Reading has always been a contentious and political practice, but this is heightened in the contemporary moment both because of the way the environments in which we read are changing so radically. For Katherine Hayles reading is “a powerful technology for reconfiguring activity patterns in the brain” [Hayles 2010, 193], a view representative of attempts to connect the new neuroscience of reading with age old practices of literary endeavour. For Sven Birkerts, however, “the Internet and the novel are opposites” [Birkerts 2010], a view that suggests that a hierarchy of reading that locks digital readers out of higher order thinking and literary experience. Meanwhile, Anne Mangen finds that electronic reading environments “negatively affect emotional aspects of reading” [Mangen 2016]. But these approaches tend to understand reading as something static that occurs in one space or another. However, in practice our reading is increasingly distributed. Reading can occur in multiple formats, across multiple platforms for the one text or reading experience.
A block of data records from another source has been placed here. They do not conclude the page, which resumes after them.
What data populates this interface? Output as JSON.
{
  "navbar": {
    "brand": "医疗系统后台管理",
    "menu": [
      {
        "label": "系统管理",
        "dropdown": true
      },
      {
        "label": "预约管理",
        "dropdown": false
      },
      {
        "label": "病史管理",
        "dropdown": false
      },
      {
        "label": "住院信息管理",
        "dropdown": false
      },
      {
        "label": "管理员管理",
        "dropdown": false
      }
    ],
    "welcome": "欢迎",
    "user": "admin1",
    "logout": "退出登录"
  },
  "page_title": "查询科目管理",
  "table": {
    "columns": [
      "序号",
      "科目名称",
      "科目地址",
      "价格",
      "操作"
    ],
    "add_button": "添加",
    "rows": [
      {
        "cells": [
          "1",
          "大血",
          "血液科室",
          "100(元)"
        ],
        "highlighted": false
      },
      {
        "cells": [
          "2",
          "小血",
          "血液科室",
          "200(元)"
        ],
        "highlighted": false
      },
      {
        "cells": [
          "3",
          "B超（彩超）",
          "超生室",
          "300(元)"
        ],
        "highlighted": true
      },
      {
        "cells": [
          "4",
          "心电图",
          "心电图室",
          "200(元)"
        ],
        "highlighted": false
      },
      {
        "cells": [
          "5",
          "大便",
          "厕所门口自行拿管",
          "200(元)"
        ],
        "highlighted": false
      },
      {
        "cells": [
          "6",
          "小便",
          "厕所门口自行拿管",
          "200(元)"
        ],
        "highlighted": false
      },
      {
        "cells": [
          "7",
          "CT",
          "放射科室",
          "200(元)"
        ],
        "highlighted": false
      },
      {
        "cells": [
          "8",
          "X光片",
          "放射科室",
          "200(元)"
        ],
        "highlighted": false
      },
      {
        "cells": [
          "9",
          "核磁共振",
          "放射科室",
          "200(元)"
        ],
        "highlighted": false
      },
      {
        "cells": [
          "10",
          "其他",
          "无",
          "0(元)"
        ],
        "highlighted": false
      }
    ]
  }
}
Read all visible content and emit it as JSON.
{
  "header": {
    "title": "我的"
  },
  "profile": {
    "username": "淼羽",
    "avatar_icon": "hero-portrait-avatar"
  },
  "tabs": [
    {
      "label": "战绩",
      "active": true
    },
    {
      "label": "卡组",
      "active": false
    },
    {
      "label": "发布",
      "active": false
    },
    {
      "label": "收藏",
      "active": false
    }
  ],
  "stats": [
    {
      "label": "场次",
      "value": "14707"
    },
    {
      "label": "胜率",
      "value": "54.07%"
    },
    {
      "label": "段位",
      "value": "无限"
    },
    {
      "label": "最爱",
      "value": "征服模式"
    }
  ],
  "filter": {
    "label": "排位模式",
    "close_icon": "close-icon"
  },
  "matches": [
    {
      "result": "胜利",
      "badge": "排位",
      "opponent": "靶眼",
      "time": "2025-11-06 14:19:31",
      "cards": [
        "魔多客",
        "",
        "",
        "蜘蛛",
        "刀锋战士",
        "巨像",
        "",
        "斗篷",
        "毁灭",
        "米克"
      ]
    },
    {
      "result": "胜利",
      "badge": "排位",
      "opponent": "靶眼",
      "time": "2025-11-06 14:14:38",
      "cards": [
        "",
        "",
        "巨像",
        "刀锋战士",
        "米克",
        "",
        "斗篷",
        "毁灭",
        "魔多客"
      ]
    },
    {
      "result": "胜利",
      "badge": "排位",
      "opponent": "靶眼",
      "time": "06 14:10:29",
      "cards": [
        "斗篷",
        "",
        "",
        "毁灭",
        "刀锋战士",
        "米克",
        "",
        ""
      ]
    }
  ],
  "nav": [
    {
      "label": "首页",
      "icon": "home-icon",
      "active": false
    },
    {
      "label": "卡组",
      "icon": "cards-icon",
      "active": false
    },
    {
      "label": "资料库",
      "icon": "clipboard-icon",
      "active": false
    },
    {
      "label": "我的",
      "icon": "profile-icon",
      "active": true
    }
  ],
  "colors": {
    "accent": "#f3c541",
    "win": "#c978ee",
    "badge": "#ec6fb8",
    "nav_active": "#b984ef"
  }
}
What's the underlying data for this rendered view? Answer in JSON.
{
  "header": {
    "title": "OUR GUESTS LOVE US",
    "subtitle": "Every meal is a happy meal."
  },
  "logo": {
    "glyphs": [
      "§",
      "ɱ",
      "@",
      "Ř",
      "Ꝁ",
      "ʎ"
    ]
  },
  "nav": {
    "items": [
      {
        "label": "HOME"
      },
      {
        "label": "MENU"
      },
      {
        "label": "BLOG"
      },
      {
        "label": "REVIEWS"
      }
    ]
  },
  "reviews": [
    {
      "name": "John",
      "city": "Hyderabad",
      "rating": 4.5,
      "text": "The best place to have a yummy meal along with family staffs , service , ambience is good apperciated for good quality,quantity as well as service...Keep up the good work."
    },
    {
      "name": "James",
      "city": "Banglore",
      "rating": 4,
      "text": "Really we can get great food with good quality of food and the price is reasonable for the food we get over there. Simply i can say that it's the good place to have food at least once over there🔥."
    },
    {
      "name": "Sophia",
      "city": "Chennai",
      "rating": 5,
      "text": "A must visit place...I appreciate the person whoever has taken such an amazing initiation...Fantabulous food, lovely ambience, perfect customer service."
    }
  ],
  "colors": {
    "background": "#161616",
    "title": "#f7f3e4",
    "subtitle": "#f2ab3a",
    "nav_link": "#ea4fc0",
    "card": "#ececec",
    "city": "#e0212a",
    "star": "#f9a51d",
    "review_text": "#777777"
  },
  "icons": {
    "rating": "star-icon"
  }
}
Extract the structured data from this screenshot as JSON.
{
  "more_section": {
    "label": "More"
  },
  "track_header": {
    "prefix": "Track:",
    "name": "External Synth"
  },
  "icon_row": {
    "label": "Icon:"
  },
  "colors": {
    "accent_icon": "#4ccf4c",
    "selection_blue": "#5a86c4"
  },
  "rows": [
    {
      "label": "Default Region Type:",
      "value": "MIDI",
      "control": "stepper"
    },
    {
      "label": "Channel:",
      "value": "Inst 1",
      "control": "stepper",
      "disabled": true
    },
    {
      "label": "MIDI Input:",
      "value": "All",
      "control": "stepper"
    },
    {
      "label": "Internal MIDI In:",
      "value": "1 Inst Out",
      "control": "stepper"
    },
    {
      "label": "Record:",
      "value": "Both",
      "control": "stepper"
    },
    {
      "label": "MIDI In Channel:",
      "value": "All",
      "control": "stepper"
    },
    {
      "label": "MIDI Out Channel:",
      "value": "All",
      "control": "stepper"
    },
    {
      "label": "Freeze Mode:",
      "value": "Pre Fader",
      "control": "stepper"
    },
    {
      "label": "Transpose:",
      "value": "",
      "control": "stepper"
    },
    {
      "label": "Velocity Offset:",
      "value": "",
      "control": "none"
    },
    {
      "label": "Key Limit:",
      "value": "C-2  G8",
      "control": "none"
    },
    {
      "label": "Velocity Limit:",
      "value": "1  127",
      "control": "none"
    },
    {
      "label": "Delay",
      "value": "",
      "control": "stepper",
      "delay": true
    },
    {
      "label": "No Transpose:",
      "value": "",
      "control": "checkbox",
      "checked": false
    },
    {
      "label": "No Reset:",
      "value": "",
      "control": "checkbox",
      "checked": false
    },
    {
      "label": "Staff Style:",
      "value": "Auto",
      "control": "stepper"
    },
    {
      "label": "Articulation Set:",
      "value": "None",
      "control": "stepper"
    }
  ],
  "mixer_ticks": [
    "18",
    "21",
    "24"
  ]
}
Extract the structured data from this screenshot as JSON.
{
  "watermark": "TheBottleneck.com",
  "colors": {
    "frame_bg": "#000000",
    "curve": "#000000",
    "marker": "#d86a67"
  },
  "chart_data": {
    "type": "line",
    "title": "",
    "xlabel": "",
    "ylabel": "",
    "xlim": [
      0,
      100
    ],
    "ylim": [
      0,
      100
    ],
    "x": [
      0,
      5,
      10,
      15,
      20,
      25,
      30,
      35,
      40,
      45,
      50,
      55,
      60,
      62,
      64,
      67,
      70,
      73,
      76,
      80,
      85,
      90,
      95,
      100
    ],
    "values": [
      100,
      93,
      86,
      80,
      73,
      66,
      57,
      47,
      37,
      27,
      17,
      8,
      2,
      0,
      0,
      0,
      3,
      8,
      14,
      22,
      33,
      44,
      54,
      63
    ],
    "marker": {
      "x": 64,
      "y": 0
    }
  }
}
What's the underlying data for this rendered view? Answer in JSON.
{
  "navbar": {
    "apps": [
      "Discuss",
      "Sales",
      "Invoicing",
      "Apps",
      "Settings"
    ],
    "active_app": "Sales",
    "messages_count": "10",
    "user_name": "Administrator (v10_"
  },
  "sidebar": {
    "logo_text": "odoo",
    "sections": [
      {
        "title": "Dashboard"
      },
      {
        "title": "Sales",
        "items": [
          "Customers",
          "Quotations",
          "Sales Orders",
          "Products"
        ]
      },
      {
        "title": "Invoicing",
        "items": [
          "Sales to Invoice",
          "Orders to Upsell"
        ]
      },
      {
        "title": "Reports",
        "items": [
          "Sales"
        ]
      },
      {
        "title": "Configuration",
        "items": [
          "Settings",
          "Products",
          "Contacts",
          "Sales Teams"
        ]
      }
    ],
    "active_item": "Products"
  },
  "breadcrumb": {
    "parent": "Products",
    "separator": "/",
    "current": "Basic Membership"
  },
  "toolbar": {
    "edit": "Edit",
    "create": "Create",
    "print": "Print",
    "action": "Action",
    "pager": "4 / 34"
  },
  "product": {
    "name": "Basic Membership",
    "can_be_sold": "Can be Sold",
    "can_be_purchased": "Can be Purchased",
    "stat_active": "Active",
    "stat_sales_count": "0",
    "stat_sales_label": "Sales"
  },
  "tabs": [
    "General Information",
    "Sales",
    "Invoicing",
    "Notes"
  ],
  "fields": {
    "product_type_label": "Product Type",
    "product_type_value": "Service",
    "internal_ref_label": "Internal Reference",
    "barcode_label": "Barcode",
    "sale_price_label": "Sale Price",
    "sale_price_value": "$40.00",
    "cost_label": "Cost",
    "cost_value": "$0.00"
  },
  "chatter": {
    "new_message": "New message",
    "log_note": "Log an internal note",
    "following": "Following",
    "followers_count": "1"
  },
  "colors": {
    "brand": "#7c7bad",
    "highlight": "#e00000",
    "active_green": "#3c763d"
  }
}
A novel begun in print can be read online in a born-digital format and concluded in a scanned digital format, for example. These journeys across platform require deeper investigation. If we think of the printed book as an interface between two orders of thinking, we need to consider how the experience of reading a digitized version of a formerly printed and bound book alters literary reception and student experience. How does the experience of reading across different technological platforms change the reader’s relationship to the content? As more and more electronic reading platforms take on the physical attributes of material reading experiences either by retaining material traces or by emulating them, we might question what experience How do the material traces left on digitised works impact the reading process for reading in literary studies? The lively discourse surrounding Google Books and the human breaches of the material into the immaterial, as the work crosses the borders of formats and interfaces, raises valuable questions about the future of the book, reading in the twenty-first century, and the long and formidable shadow that centuries of material text production casts over Google Books’ electronic utopia. This paper uses both book history and new media interface theory to consider the multitude of diverse experiences that is literary reading across different platforms in and out of the classroom and to consider whether distracted reading can be better understood as distributed reading. It considers critical infrastructure studies as a useful framework through which to think about reading in the digital age.
- Digital age
- digital humanities